To complete this task, print all the data below exactly but leave out the images.
# # # # #
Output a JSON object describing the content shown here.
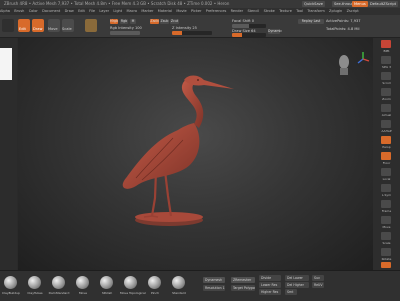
{
  "colors": {
    "accent": "#d86a2a",
    "viewport_bg": "#333333",
    "model": "#a8493a",
    "red_button": "#c74536"
  },
  "window": {
    "title": "ZBrush 4R8 • Active Mesh 7,937 • Total Mesh 4.8m • Free Mem 4.3 GB • Scratch Disk 48 • ZTime 0.002 • Heron",
    "quicksave": "QuickSave",
    "see_through": "See-through 0",
    "menus": "Menus",
    "default_script": "DefaultZScript"
  },
  "menubar": {
    "items": [
      "Alpha",
      "Brush",
      "Color",
      "Document",
      "Draw",
      "Edit",
      "File",
      "Layer",
      "Light",
      "Macro",
      "Marker",
      "Material",
      "Movie",
      "Picker",
      "Preferences",
      "Render",
      "Stencil",
      "Stroke",
      "Texture",
      "Tool",
      "Transform",
      "Zplugin",
      "Zscript"
    ]
  },
  "shelf": {
    "edit_label": "Edit",
    "draw_label": "Draw",
    "move_label": "Move",
    "scale_label": "Scale",
    "rotate_label": "Rotate",
    "mrgb": "Mrgb",
    "rgb": "Rgb",
    "m": "M",
    "zadd": "Zadd",
    "zsub": "Zsub",
    "zcut": "Zcut",
    "rgb_intensity_label": "Rgb Intensity 100",
    "z_intensity_label": "Z Intensity 25",
    "focal_shift_label": "Focal Shift 0",
    "draw_size_label": "Draw Size 64",
    "dynamic_label": "Dynamic",
    "active_points": "ActivePoints: 7,937",
    "total_points": "TotalPoints: 4.8 Mil",
    "replay_last": "Replay Last",
    "polyframe": "PolyF"
  },
  "left_panel": {
    "swatch": "Main Color"
  },
  "viewport": {
    "model_name": "Heron sculpt"
  },
  "right_panel": {
    "items": [
      "BPR",
      "SPix 3",
      "Scroll",
      "Zoom",
      "Actual",
      "AAHalf",
      "Persp",
      "Floor",
      "Local",
      "L.Sym",
      "Frame",
      "Move",
      "Scale",
      "Rotate",
      "Line Fill",
      "PolyF",
      "Transp",
      "Ghost",
      "Solo",
      "Xpose"
    ]
  },
  "bottom": {
    "brushes": [
      "ClayBuildup",
      "ClayTubes",
      "DamStandard",
      "Move",
      "hPolish",
      "Move Topological",
      "Pinch",
      "Standard"
    ],
    "buttons": [
      "Dynamesh",
      "Resolution 128",
      "ZRemesher",
      "Target Polygons 5",
      "Divide",
      "Lower Res",
      "Higher Res",
      "Del Lower",
      "Del Higher",
      "Smt",
      "Suv",
      "ReUV"
    ]
  }
}
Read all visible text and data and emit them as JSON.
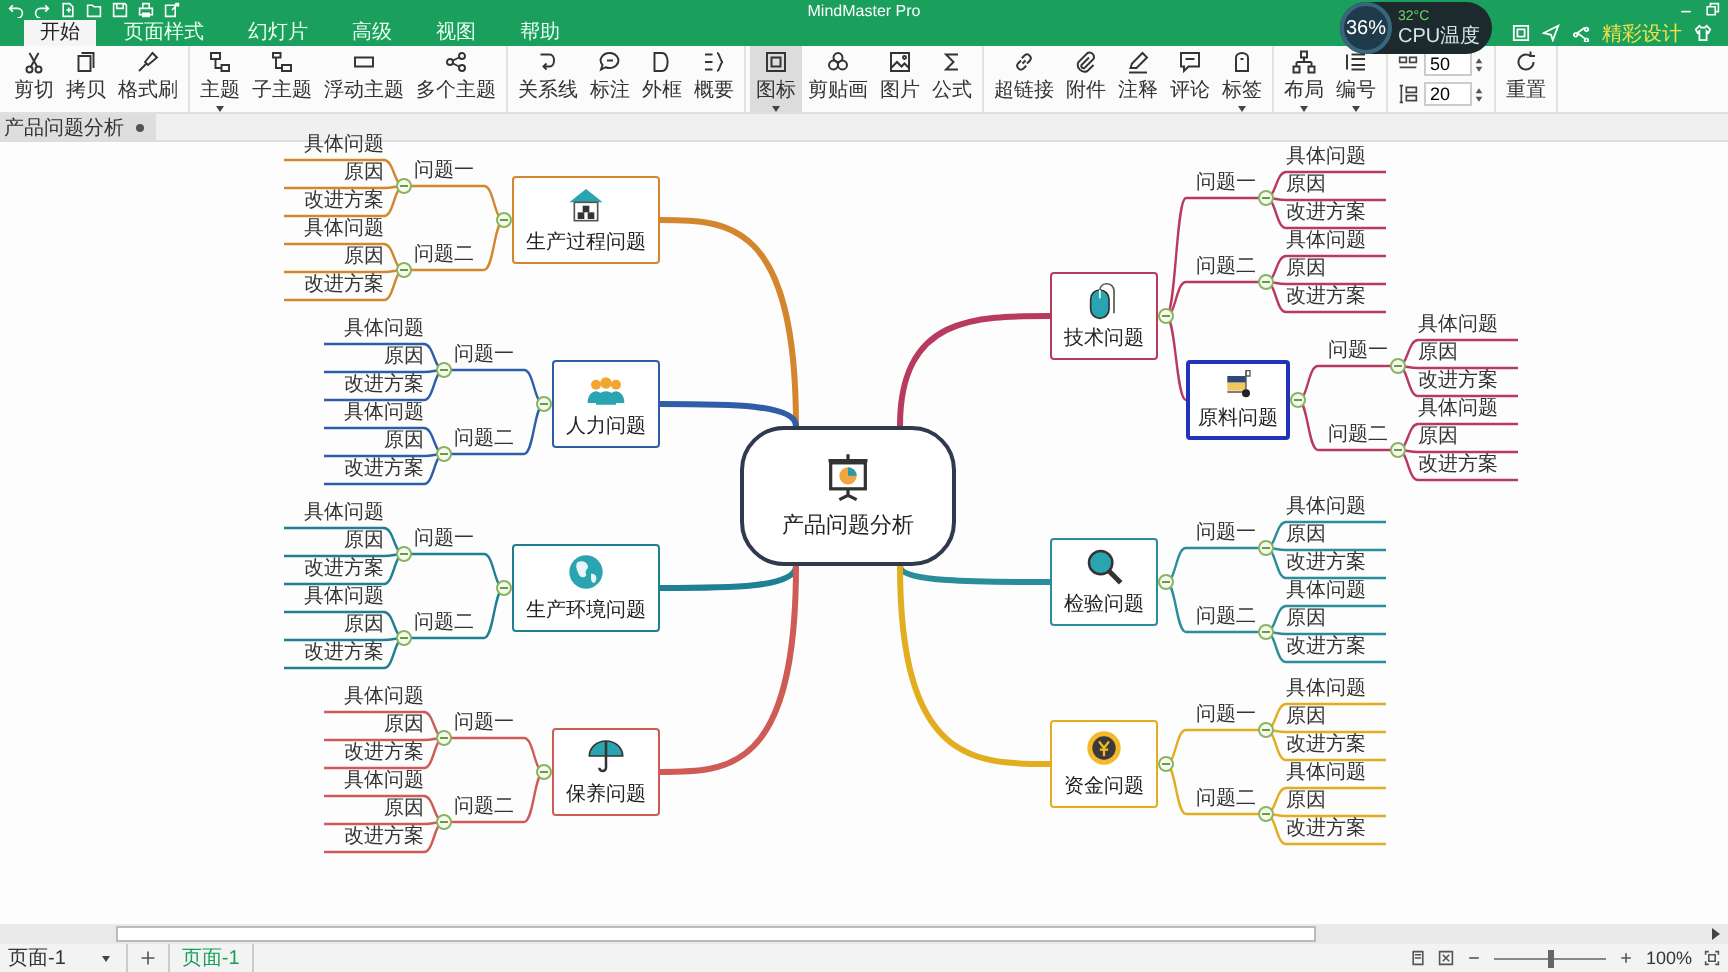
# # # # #
**Answer to the problem**
Output a JSON object describing the content shown here.
{
  "colors": {
    "accent": "#d86a2a",
    "viewport_bg": "#333333",
    "model": "#a8493a",
    "red_button": "#c74536"
  },
  "window": {
    "title": "ZBrush 4R8 • Active Mesh 7,937 • Total Mesh 4.8m • Free Mem 4.3 GB • Scratch Disk 48 • ZTime 0.002 • Heron",
    "quicksave": "QuickSave",
    "see_through": "See-through 0",
    "menus": "Menus",
    "default_script": "DefaultZScript"
  },
  "menubar": {
    "items": [
      "Alpha",
      "Brush",
      "Color",
      "Document",
      "Draw",
      "Edit",
      "File",
      "Layer",
      "Light",
      "Macro",
      "Marker",
      "Material",
      "Movie",
      "Picker",
      "Preferences",
      "Render",
      "Stencil",
      "Stroke",
      "Texture",
      "Tool",
      "Transform",
      "Zplugin",
      "Zscript"
    ]
  },
  "shelf": {
    "edit_label": "Edit",
    "draw_label": "Draw",
    "move_label": "Move",
    "scale_label": "Scale",
    "rotate_label": "Rotate",
    "mrgb": "Mrgb",
    "rgb": "Rgb",
    "m": "M",
    "zadd": "Zadd",
    "zsub": "Zsub",
    "zcut": "Zcut",
    "rgb_intensity_label": "Rgb Intensity 100",
    "z_intensity_label": "Z Intensity 25",
    "focal_shift_label": "Focal Shift 0",
    "draw_size_label": "Draw Size 64",
    "dynamic_label": "Dynamic",
    "active_points": "ActivePoints: 7,937",
    "total_points": "TotalPoints: 4.8 Mil",
    "replay_last": "Replay Last",
    "polyframe": "PolyF"
  },
  "left_panel": {
    "swatch": "Main Color"
  },
  "viewport": {
    "model_name": "Heron sculpt"
  },
  "right_panel": {
    "items": [
      "BPR",
      "SPix 3",
      "Scroll",
      "Zoom",
      "Actual",
      "AAHalf",
      "Persp",
      "Floor",
      "Local",
      "L.Sym",
      "Frame",
      "Move",
      "Scale",
      "Rotate",
      "Line Fill",
      "PolyF",
      "Transp",
      "Ghost",
      "Solo",
      "Xpose"
    ]
  },
  "bottom": {
    "brushes": [
      "ClayBuildup",
      "ClayTubes",
      "DamStandard",
      "Move",
      "hPolish",
      "Move Topological",
      "Pinch",
      "Standard"
    ],
    "buttons": [
      "Dynamesh",
      "Resolution 128",
      "ZRemesher",
      "Target Polygons 5",
      "Divide",
      "Lower Res",
      "Higher Res",
      "Del Lower",
      "Del Higher",
      "Smt",
      "Suv",
      "ReUV"
    ]
  }
}
Read all visible text and data and emit them as JSON.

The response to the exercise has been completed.